You know the sounds your toilet makes after the flush lever is pushed: there’s about a minute where you hear the slow run of water as the water in the tank flows down into the bowl to fill it. After that, the water will shut off and you won’t hear any more sounds.
But what if the sound of running water continues without stop? This is a running toilet, and although it won’t create a huge emergency, it does create a huge amount of water waste. This is definitely something you’ll notice on your next water bill. But you also can’t flush the toilet while its running—something you may have noticed before if you immediately push down the handle after the first flush. These are good reasons to have bathroom plumbing repairs done. When you have a running toilet that won’t stop, call for professional plumbers in Winter Springs, FL to take care of it.
Why does this happen?
Here are a few of the possible causes for a toilet that runs longer than necessary:
- Decayed flapper: The flapper, also known as the flush valve, is the round flap you see at the bottom of the tank. This flapper seals off the tank from the bowl once the bowl has finished filling. But the flapper can decay over time and fail to create an effective seal, allowing water to leak around it. You’ll need the flapper replaced. (We also suggest looking into installing a new toilet if it’s extremely old.)
- Refill tube problems: The refill runs from the fill valve to the overflow tube. It’s where water entering from the feed refills the bowl. Problems with this tube can cause the toilet to start running at the wrong times.
- Trouble with the float ball: The float in the tank controls when the flapper opens and closes. When the water in the tank rises, the float ball rises with it until it causes the flapper to shut. If the float ball is broken, it may fail to cause the flapper to close, and water will keep flowing into the bowl.
- Worn gaskets: Between the tank and the bowl are gaskets to create a seal. The gaskets will eventually wear down, allowing water to run into the bowl. Replacing the gaskets is one of the most common types of toilet repairs. If you don’t see anything broken within the tank itself, the trouble is likely in the gaskets.
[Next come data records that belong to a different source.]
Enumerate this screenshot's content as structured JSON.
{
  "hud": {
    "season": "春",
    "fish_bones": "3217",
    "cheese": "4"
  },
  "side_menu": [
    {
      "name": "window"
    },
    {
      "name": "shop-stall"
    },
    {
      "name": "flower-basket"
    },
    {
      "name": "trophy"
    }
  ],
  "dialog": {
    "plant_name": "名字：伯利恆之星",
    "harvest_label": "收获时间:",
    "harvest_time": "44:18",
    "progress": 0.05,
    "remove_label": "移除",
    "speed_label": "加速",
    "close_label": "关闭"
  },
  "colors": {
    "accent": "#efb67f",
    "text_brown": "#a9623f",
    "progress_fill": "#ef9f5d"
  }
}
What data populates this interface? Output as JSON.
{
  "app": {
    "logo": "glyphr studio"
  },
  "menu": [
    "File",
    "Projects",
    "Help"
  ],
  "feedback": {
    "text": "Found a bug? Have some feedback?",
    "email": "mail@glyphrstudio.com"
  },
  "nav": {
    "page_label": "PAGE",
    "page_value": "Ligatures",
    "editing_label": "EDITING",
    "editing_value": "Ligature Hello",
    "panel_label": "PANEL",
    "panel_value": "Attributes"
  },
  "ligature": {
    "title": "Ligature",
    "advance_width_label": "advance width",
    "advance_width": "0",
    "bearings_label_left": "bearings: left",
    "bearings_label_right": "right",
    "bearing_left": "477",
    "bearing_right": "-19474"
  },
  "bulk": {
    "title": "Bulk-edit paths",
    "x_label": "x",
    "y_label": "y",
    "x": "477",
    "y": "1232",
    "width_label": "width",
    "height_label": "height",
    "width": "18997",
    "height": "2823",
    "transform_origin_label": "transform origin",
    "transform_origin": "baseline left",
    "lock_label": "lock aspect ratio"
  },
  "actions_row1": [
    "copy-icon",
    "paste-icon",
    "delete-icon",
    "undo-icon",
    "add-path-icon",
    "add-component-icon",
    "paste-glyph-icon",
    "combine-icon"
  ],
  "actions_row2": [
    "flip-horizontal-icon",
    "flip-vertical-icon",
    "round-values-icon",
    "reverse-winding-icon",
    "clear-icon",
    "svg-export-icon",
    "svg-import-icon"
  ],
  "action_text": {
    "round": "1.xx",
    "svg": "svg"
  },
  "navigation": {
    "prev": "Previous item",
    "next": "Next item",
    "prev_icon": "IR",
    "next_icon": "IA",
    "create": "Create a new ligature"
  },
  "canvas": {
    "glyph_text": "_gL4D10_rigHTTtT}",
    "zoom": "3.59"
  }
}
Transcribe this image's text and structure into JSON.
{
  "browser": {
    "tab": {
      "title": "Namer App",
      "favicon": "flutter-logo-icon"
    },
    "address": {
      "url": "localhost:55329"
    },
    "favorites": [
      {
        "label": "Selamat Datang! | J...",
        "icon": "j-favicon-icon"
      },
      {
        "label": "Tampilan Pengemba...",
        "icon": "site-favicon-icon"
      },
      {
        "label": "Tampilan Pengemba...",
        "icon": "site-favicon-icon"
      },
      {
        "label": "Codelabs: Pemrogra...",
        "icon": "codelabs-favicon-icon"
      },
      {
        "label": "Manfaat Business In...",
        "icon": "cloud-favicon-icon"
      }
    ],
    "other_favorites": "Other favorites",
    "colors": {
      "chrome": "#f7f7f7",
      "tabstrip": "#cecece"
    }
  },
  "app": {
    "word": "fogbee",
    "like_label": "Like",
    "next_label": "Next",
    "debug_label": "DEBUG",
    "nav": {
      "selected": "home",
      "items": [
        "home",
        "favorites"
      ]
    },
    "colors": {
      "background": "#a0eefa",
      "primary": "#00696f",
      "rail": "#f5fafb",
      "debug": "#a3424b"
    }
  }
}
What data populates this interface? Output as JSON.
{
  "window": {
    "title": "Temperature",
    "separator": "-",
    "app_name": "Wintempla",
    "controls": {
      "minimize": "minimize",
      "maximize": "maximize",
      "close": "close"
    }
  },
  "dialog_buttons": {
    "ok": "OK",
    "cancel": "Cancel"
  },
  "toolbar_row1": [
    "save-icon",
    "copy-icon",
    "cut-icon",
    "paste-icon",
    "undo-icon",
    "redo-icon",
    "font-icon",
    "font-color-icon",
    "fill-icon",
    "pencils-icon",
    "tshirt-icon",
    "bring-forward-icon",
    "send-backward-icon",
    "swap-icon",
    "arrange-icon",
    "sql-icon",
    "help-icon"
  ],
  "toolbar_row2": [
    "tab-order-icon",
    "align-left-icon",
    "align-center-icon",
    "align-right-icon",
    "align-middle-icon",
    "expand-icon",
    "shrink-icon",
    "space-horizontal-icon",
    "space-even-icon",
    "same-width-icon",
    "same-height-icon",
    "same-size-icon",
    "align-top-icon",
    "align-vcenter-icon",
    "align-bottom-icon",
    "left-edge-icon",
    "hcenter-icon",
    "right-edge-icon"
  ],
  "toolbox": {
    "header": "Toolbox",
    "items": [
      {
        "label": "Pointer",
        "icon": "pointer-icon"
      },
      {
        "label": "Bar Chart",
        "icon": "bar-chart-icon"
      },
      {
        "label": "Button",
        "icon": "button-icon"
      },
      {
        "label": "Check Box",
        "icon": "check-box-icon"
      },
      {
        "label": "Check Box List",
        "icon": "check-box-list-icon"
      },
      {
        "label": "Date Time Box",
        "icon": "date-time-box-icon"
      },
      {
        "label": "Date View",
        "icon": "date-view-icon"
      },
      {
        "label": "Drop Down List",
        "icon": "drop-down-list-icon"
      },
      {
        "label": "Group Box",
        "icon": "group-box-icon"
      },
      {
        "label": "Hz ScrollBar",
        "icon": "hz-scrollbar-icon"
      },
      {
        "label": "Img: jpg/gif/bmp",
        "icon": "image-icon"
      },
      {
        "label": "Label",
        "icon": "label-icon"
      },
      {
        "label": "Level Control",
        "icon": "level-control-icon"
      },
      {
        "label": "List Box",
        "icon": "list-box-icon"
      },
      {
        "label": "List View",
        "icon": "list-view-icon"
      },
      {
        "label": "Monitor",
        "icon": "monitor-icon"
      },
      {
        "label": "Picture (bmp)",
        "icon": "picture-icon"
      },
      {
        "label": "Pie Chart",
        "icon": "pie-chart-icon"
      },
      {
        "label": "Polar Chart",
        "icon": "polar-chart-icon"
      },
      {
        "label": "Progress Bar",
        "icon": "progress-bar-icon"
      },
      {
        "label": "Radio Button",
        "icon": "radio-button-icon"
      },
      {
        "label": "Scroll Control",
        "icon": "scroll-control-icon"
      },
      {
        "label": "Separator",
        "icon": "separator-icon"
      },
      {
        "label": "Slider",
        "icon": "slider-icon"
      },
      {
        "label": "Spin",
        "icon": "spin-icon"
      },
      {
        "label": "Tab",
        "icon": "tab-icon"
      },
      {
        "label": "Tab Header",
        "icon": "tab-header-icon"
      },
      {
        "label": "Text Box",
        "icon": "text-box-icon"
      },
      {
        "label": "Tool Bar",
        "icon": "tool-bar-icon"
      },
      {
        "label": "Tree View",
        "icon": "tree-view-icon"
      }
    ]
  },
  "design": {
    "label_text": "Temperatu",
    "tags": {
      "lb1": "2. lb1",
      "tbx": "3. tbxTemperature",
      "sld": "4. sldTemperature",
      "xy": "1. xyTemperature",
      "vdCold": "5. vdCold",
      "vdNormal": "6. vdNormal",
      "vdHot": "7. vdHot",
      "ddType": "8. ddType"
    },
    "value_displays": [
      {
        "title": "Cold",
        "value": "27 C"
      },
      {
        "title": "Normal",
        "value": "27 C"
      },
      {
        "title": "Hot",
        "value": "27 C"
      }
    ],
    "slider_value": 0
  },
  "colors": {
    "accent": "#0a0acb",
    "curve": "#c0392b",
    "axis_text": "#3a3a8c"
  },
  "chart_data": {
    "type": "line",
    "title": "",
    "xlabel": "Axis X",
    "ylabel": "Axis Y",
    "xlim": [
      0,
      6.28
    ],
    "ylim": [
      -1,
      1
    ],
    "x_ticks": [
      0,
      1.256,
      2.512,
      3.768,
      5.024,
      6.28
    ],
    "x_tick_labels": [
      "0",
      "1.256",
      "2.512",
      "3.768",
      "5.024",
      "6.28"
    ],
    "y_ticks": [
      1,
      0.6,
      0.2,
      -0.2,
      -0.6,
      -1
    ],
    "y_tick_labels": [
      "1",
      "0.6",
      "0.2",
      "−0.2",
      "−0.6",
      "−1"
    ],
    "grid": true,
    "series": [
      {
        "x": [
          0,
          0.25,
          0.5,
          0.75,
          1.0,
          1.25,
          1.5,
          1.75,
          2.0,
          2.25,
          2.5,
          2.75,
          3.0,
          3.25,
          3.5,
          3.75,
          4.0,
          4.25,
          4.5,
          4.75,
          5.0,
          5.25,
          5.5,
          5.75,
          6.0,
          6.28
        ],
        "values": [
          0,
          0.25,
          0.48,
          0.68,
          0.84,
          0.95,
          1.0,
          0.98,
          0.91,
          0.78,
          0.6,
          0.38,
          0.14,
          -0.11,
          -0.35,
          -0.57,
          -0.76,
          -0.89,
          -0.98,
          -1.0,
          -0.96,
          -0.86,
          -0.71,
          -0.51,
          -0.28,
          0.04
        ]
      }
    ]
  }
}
We made mention above about possibly installing a new toilet. If parts are wearing down, such as the gasket and the flapper, it might be due to the age of the fixture itself. If you have a toilet that’s more than 20 years old, it’s not only more prone to repair needs, it’s probably using much more water per flush than newer models. When our plumbers come to fix the toilet when it’s running, they’ll be glad to give you an expert opinion on whether it’s time for a new fixture. Contact us today to find the best option for your house.
Modern Plumbing Industries, Inc. has served Central Florida proudly since 1975.